Any traditional theater has to engage the changing world to avoid becoming a living fossil. How has Beijing opera - a highly stylized theater with breath-taking acrobatics and martial arts, fabulous costumes and striking makeup - survived into the new millennium while coping with a century of great upheavals and competition from new entertainment forms? Li Ruru's The Soul of Beijing Opera answers that question, looking at the evolution of singing and performance styles, make-up and costume, audience demands, as well as stage and street presentation modes amid tumultuous social and political changes. Li's study follows a number of major artists' careers in mainland China and Taiwan, drawing on extensive primary print sources as well as personal interviews with performers and their cultural peers. One chapter focuses on the illustrious career of Li's own mother and how she adapted to changes in Communist ideology. In addition, she explores how performers as social beings have responded to conflicts between tradition and modernity, and between convention and invation. Through performers' negotiation and compromises, Beijing opera has undergone constant re-examination of its inner artistic logic and adjusted to the demands of the external world.

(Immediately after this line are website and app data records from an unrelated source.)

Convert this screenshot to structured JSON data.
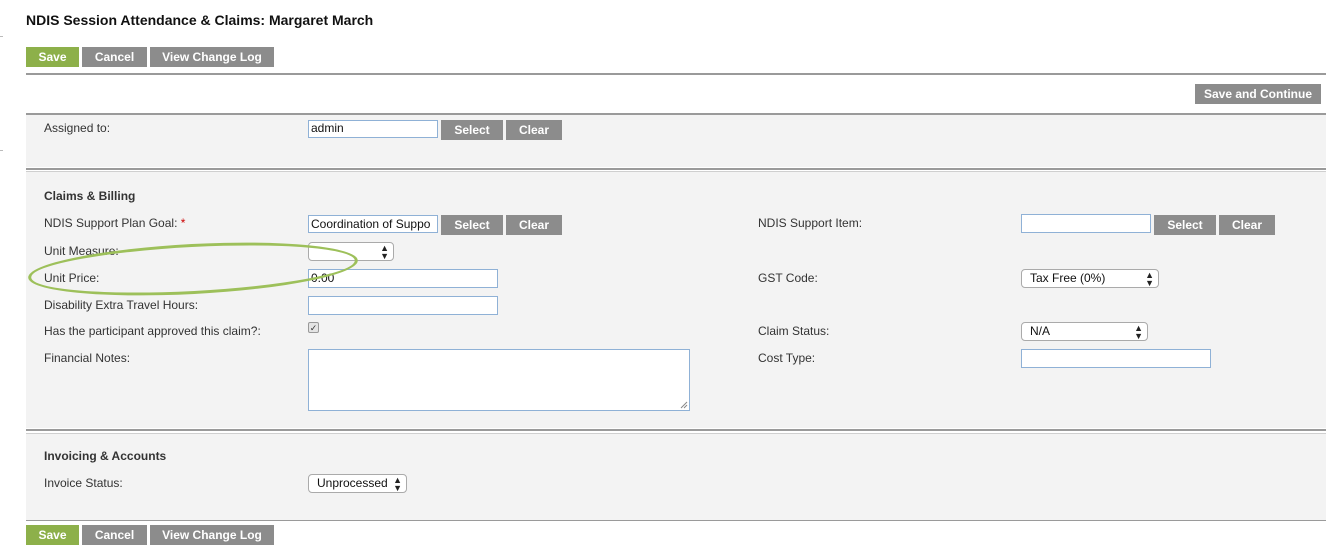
{
  "page": {
    "title": "NDIS Session Attendance & Claims: Margaret March"
  },
  "toolbar": {
    "save": "Save",
    "cancel": "Cancel",
    "view_change_log": "View Change Log",
    "save_continue": "Save and Continue"
  },
  "assigned": {
    "label": "Assigned to:",
    "value": "admin",
    "select": "Select",
    "clear": "Clear"
  },
  "claims": {
    "title": "Claims & Billing",
    "goal_label": "NDIS Support Plan Goal:",
    "goal_required": "*",
    "goal_value": "Coordination of Suppo",
    "select": "Select",
    "clear": "Clear",
    "unit_measure_label": "Unit Measure:",
    "unit_measure_value": "",
    "unit_price_label": "Unit Price:",
    "unit_price_value": "0.00",
    "travel_label": "Disability Extra Travel Hours:",
    "travel_value": "",
    "approved_label": "Has the participant approved this claim?:",
    "approved_checked": true,
    "financial_notes_label": "Financial Notes:",
    "financial_notes_value": "",
    "support_item_label": "NDIS Support Item:",
    "support_item_value": "",
    "gst_label": "GST Code:",
    "gst_value": "Tax Free (0%)",
    "claim_status_label": "Claim Status:",
    "claim_status_value": "N/A",
    "cost_type_label": "Cost Type:",
    "cost_type_value": ""
  },
  "invoicing": {
    "title": "Invoicing & Accounts",
    "status_label": "Invoice Status:",
    "status_value": "Unprocessed"
  },
  "colors": {
    "primary_button": "#8db04a",
    "secondary_button": "#8c8c8c",
    "highlight_circle": "#9dc05a"
  },
  "icons": {
    "select_arrow": "up-down-arrows-icon",
    "checkbox": "checkmark-icon",
    "resize": "resize-grip-icon"
  }
}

Li Ruru is senior lecturer in the Department of East Asian Studies at the University of Leeds (UK). Brought up in a Beijing Opera actress family, she received some basic training when she was ten. She runs Chinese theatre workshops and regards regular contact with the theatre as essential to her academic work. Having written extensively on Shakespeare performance in China (including a monograph Shashibiya: Staging Shakespeare in China 2003) and on Chinese theatre (both modern and traditional), she has recently concentrated on performer and performance of Beijing Opera, publishing in both Chinese and English.